This could happen even before you have exchanged contracts. Most likely, the seller is trying to maximize the sale price of the property by making a higher offer. Sometimes timing can be a problem. For example, if it takes too long to get a survey done or your solicitor drags their feet, the seller might reject your offer and accept one from someone who is more in a position to move quickly.
Gazumping is a concern, according to MFS 2019 research, 31% of UK homeowners lost their homes due to being gazumped over the past decade.
It is, unfortunately. Although your offer may be accepted, it is not legally binding until contracts are exchanged. Many properties are listed on property websites as “Sold STC”, which indicates that an offer has been accepted, but that the sale is still subject to contract exchanges.
The exchanging of contracts is a late step in the sale process. After the buyer has paid for surveys and arranged a mortgage, the conveyancer for local searches, and spent money on the conveyancer, buyers can often be seriously out of pocket if the gazumping happens too late.
You can’t stop a buyer from making a higher offer than yours. You can protect yourself from this by purchasing home buyer protection insurance. You can claim back any conveyancing fees, survey fees or other costs that you have paid if the sale is canceled.
Before you place an offer on a house, ensure that you have a mortgage agreement, a solicitor, and all necessary documentation. If you are not prepared, these are the kinds of things that could cause delays.
It’s also important to get the process moving as quickly as possible. The agreement becomes legally binding once contracts have been exchanged. You want to get there as soon as possible. To keep pressure on your case and ensure that it doesn’t slip by the wayside and to respond to any information requests quickly, you should contact your conveyancing solicitor and mortgage broker.
Request that the property be removed from the market
Although sellers may not be keen to make this offer, it is worth asking. There’s less chance that the property will be sold if it isn’t being advertised. You may also risk being overlooked. To show your commitment, you will have greater success if you offer to trade something. A survey should be completed as soon as possible after an offer has been accepted.
Learn more about the sellers
You will have a lower chance of the seller rejecting your offer if you are able to get along with them. Keep the seller informed about where you are at this point in the process, so that they can see you are actively trying to move things forward.
Although solicitors and agents tend to prefer not to have clients contact each other, there is nothing stopping you from exchanging emails addresses or sending thank you cards.
A “lock out agreement” is a good idea.

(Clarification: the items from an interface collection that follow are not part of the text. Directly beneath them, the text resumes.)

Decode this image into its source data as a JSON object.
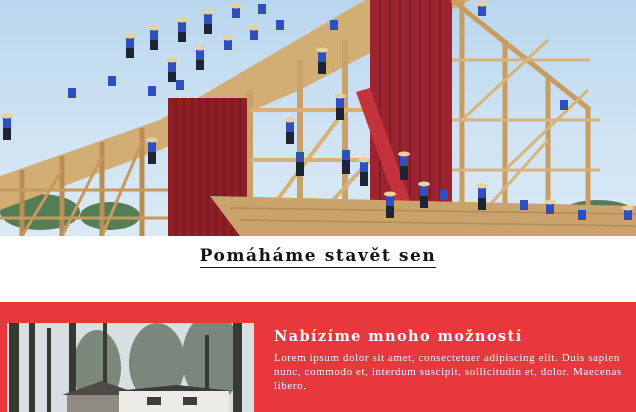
{
  "hero": {
    "image": "barn-raising-photo",
    "alt_subject": "amish-barn-construction"
  },
  "tagline": {
    "text": "Pomáháme stavět sen"
  },
  "feature": {
    "image": "house-among-trees-photo",
    "title": "Nabízíme mnoho možností",
    "body": "Lorem ipsum dolor sit amet, consectetuer adipiscing elit. Duis sapien nunc, commodo et, interdum suscipit, sollicitudin et, dolor. Maecenas libero."
  },
  "colors": {
    "accent": "#e8383c",
    "metal_roof": "#8e1f26",
    "timber": "#c9a26a",
    "worker_shirt": "#2f4fbf",
    "text_dark": "#141414",
    "text_light": "#ffffff"
  }
}
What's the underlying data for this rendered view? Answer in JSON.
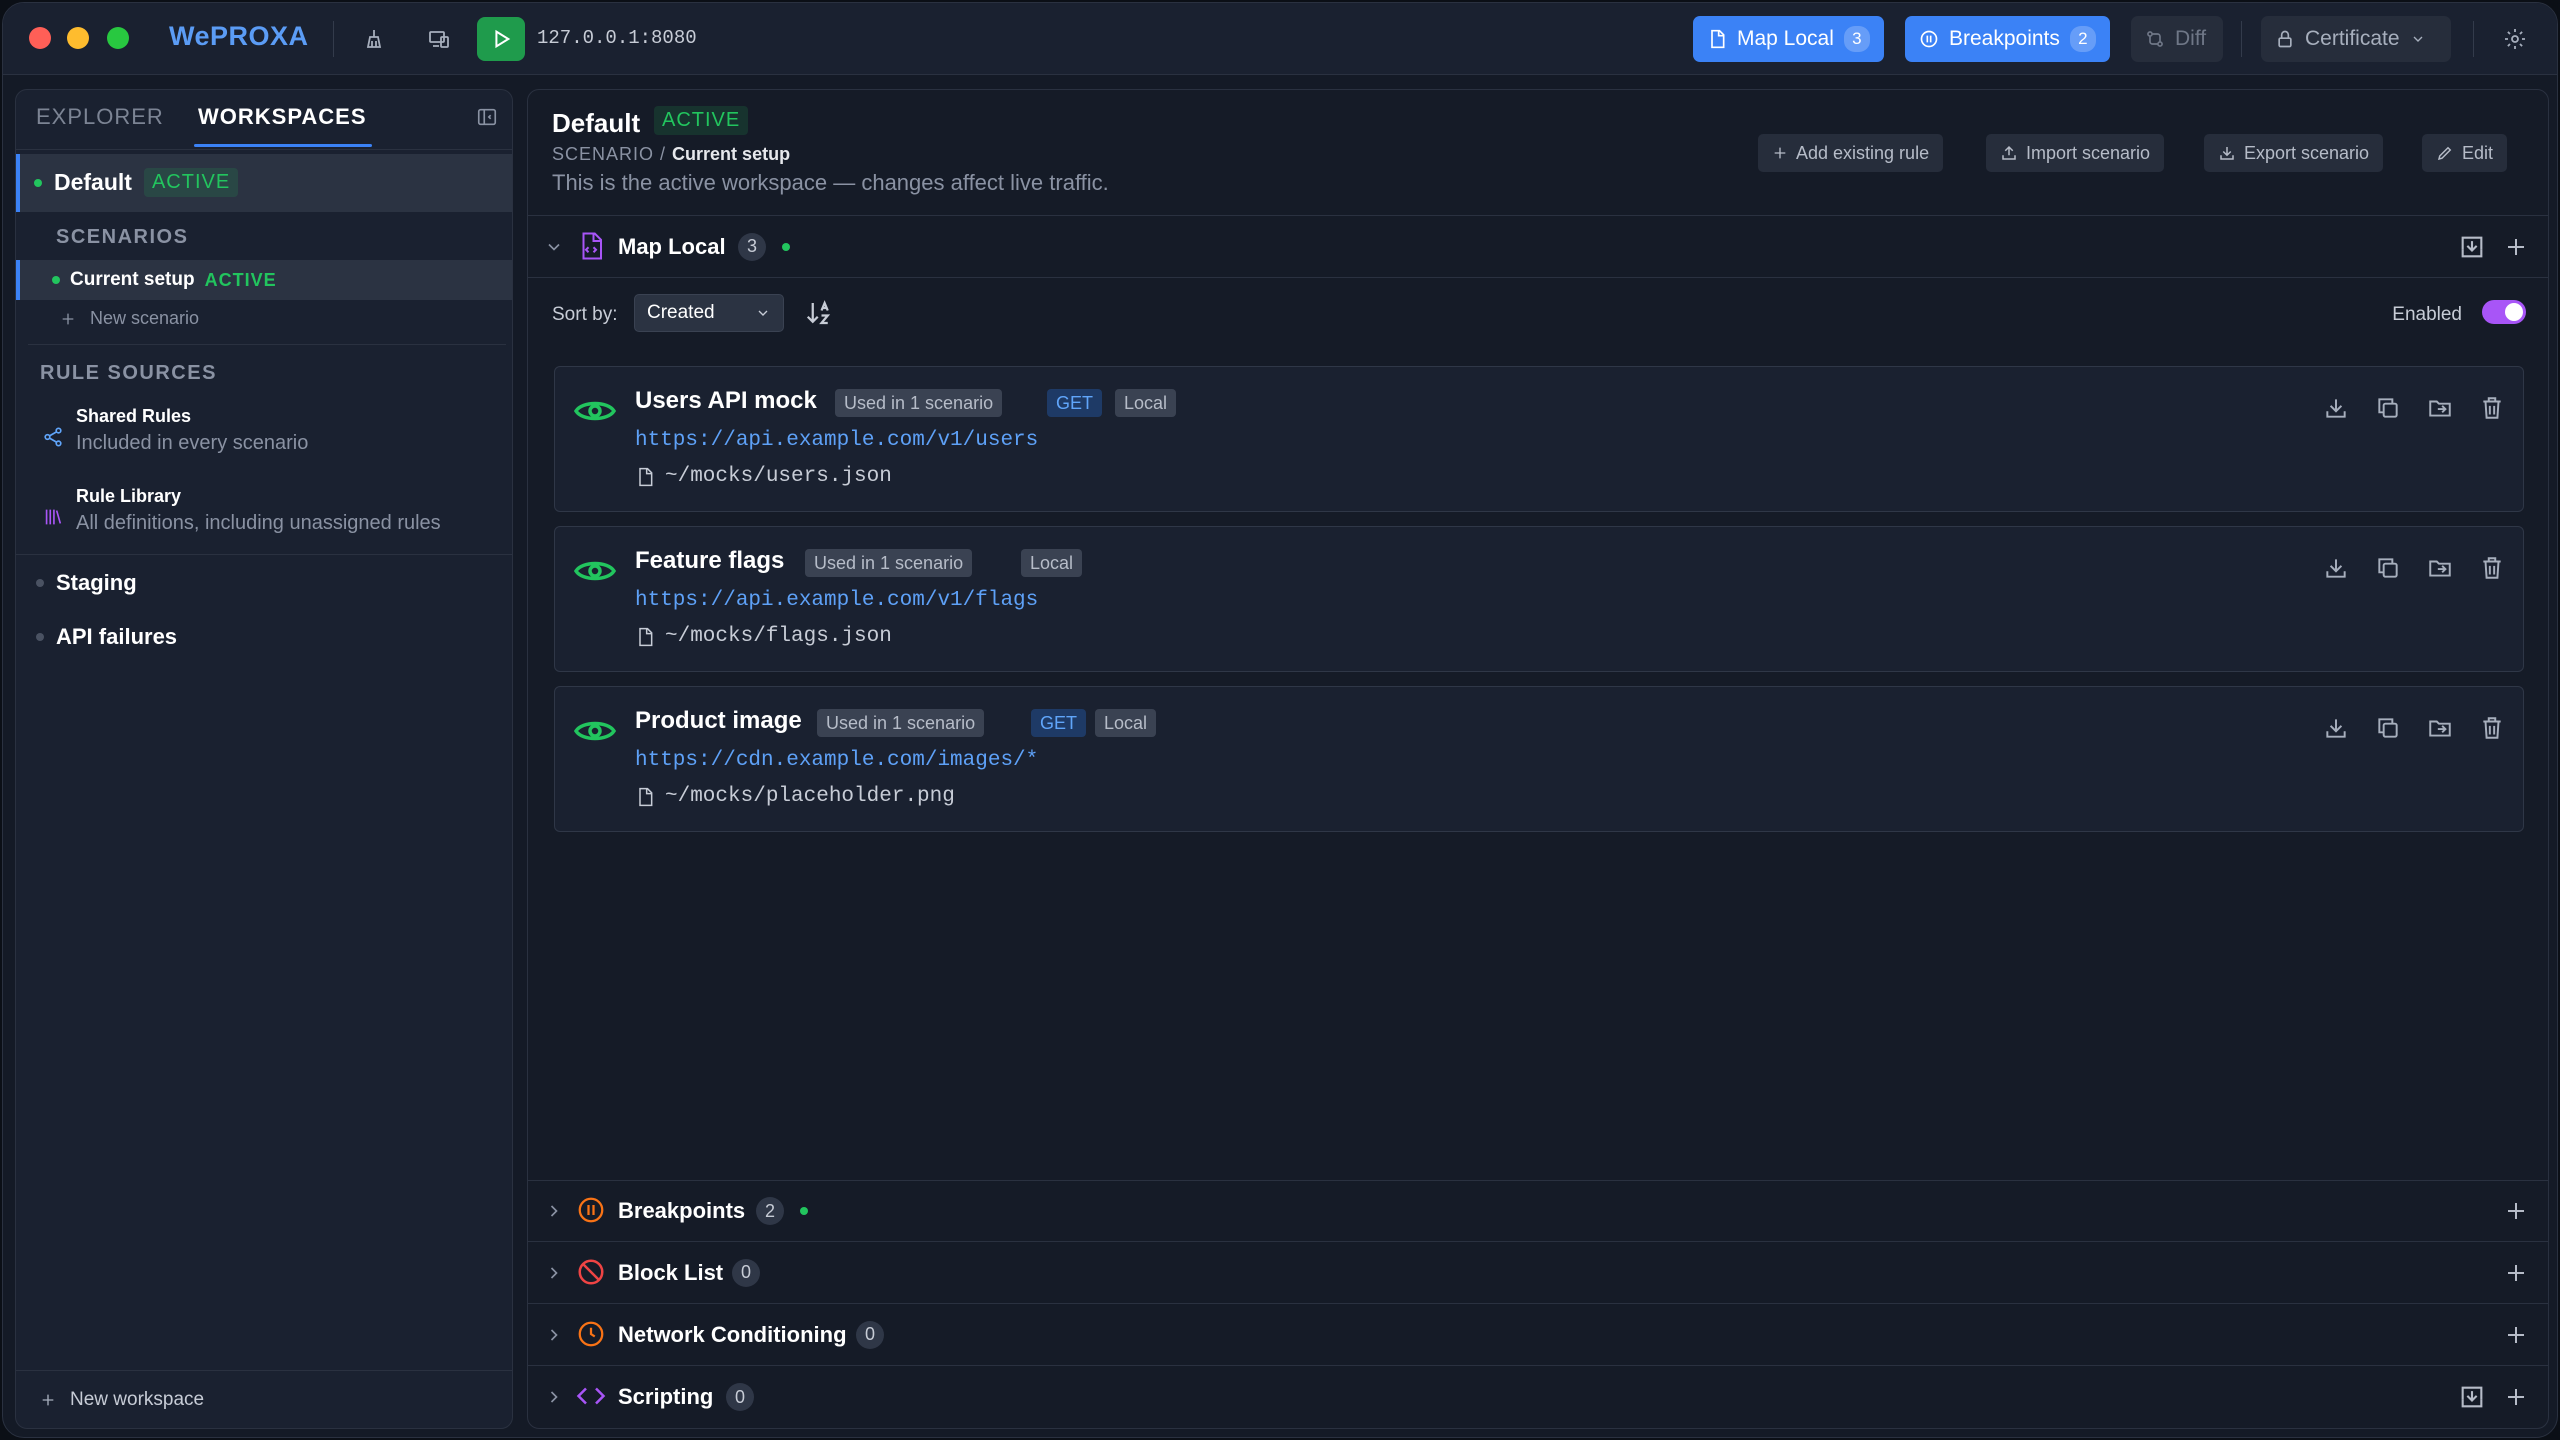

The lock out agreement is basically a contract between the buyer and seller that gives the buyer the exclusive right to purchase the property for a specified period. Although the seller must agree to this, it can be a way to show that you are serious about wanting the property. It will also appeal to sellers who have had to sell before or want to move quickly. Talk to your conveyancing lawyer about the costs involved and what the agreement will cost.
Avoid estate agent tricks

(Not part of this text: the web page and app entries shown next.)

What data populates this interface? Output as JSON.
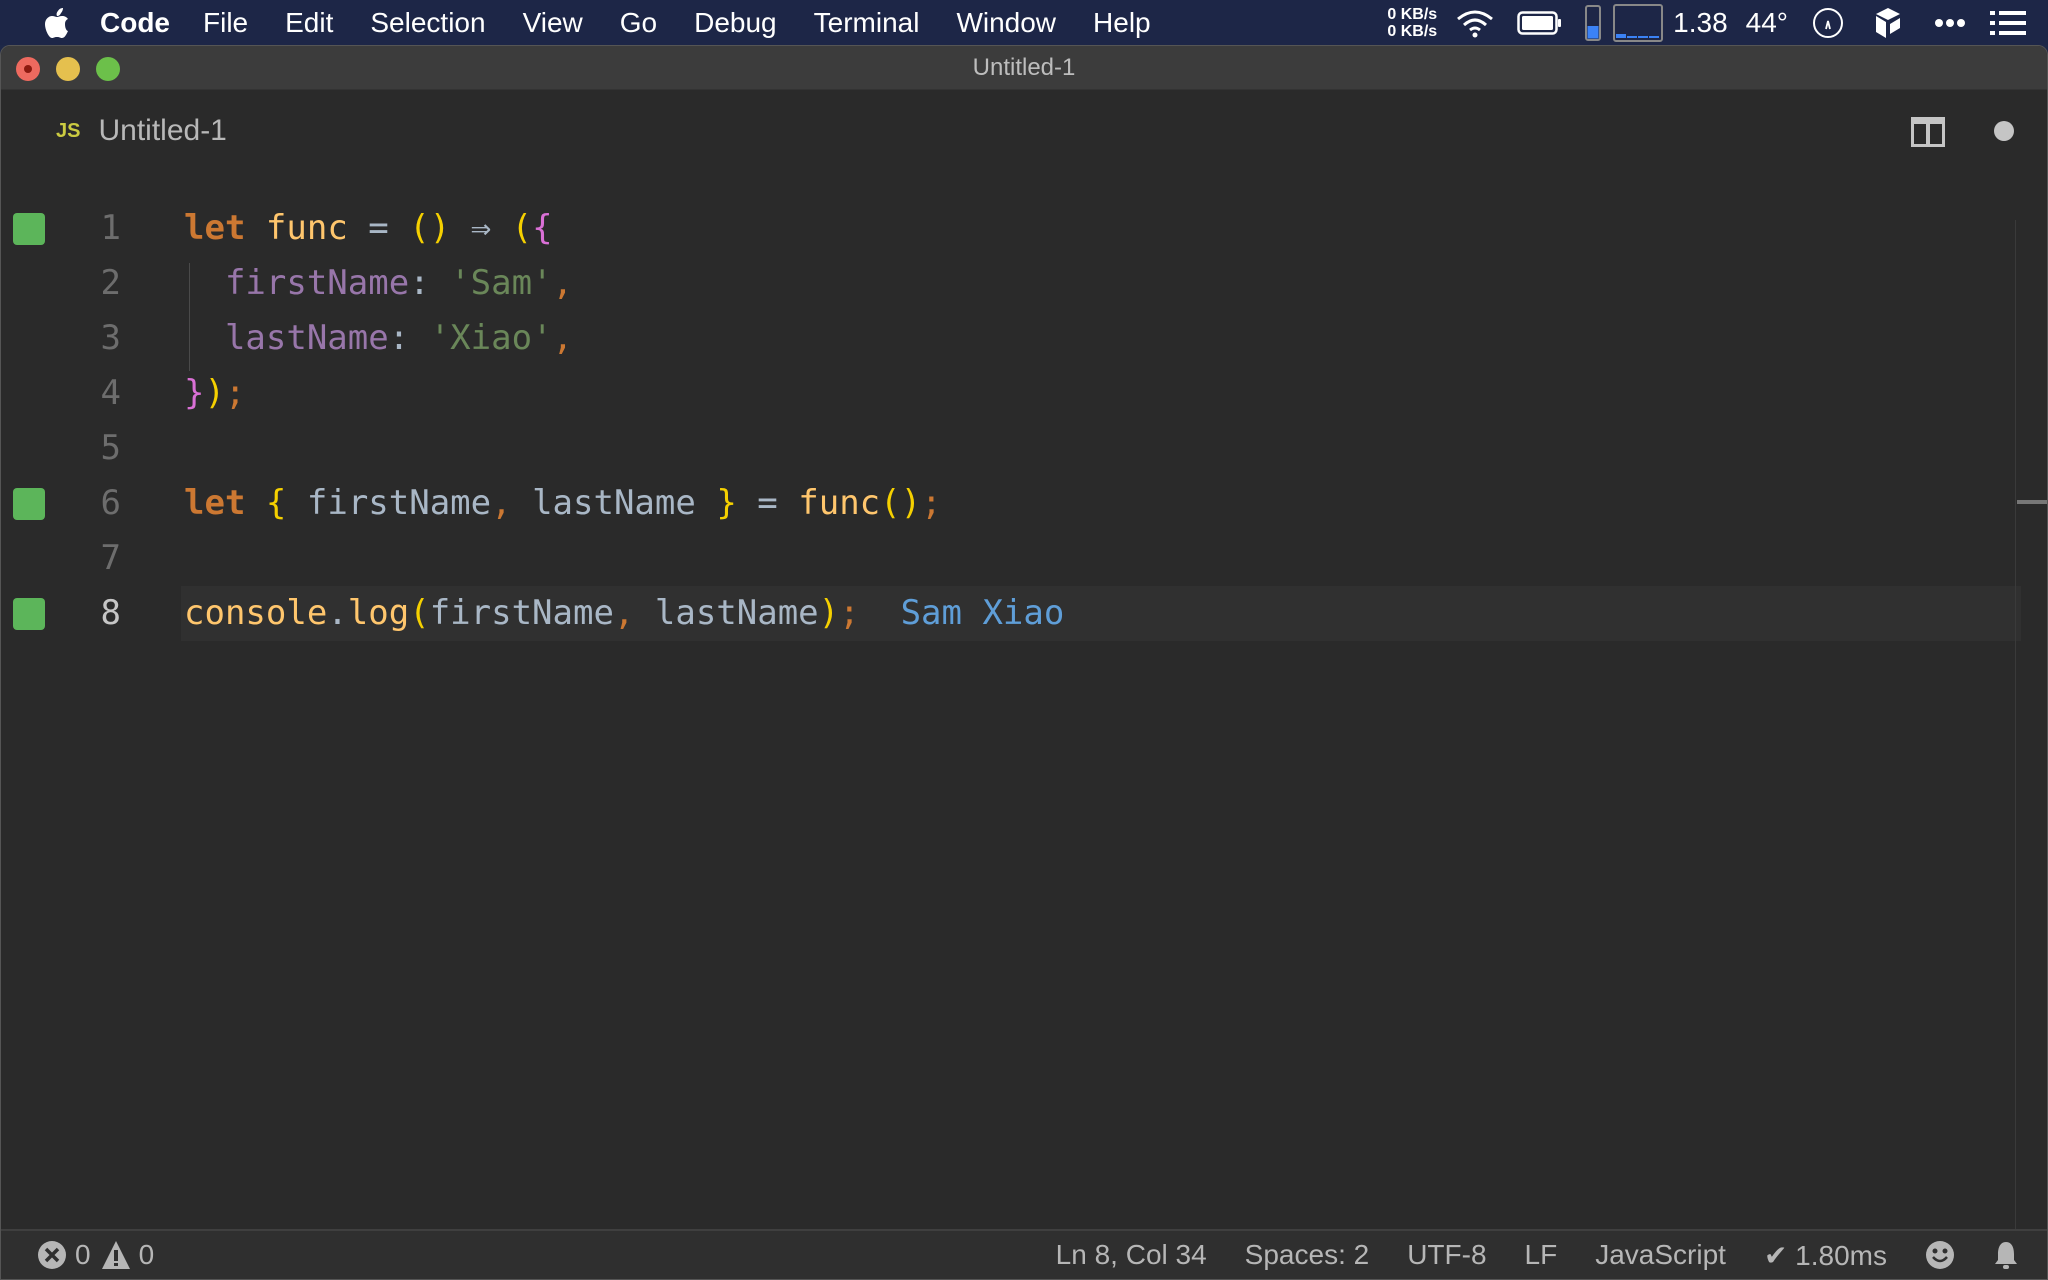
{
  "menubar": {
    "app_name": "Code",
    "items": [
      "File",
      "Edit",
      "Selection",
      "View",
      "Go",
      "Debug",
      "Terminal",
      "Window",
      "Help"
    ],
    "net_up": "0 KB/s",
    "net_down": "0 KB/s",
    "load": "1.38",
    "temperature": "44°",
    "battery_level": 0.9
  },
  "window": {
    "title": "Untitled-1"
  },
  "tab": {
    "badge": "JS",
    "label": "Untitled-1"
  },
  "editor": {
    "lines": [
      {
        "number": "1",
        "modified": true
      },
      {
        "number": "2",
        "modified": false
      },
      {
        "number": "3",
        "modified": false
      },
      {
        "number": "4",
        "modified": false
      },
      {
        "number": "5",
        "modified": false
      },
      {
        "number": "6",
        "modified": true
      },
      {
        "number": "7",
        "modified": false
      },
      {
        "number": "8",
        "modified": true
      }
    ],
    "tokens": {
      "let": "let",
      "func": "func",
      "eq": "=",
      "lparen": "(",
      "rparen": ")",
      "arrow": "⇒",
      "lbrace": "{",
      "rbrace": "}",
      "semi": ";",
      "comma": ",",
      "colon": ":",
      "firstName": "firstName",
      "lastName": "lastName",
      "str_sam": "'Sam'",
      "str_xiao": "'Xiao'",
      "console": "console",
      "dot": ".",
      "log": "log"
    },
    "inline_result": "Sam Xiao"
  },
  "statusbar": {
    "errors": "0",
    "warnings": "0",
    "cursor": "Ln 8, Col 34",
    "indent": "Spaces: 2",
    "encoding": "UTF-8",
    "eol": "LF",
    "language": "JavaScript",
    "timing": "✔ 1.80ms"
  }
}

Unscrupulous agents may make a last-minute offer that is higher than you are willing to accept. Ask for proof in writing if the agent brings you a better offer. Don’t panic if the agent makes a genuine offer. You should know what your maximum price is before you start your property search. Even if an agent is trying to get you to panic, it is important to stick with this number. What to do if an estate agent makes a higher offer?
If you have done all you can to avoid being gazumped but still receive a higher offer, you should review your finances and see if you could gazump your gazumper by accepting a lower counter offer. Be careful not to put yourself in financial danger by rushing to make ends meet. Be careful, you might get gazumped again.

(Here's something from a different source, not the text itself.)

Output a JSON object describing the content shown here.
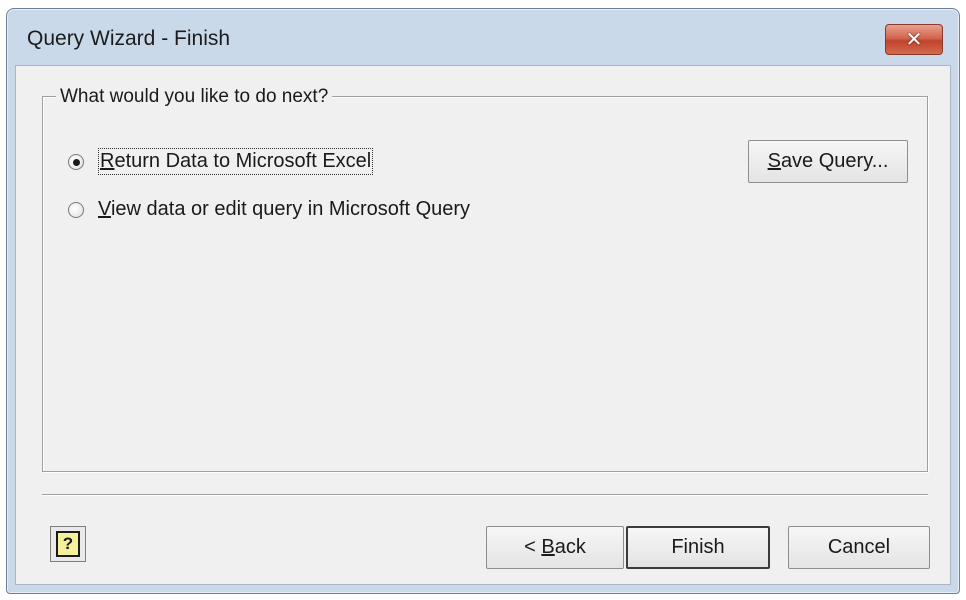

If this is not an option, you have one choice: sell yourself. You should highlight everything that is in your favor, from the fact that you are a first-time buyer without any chain to the flexibility you have regarding moving dates. You can write, email, or call the seller to tell them how much you love the property and why you want to make it your family home.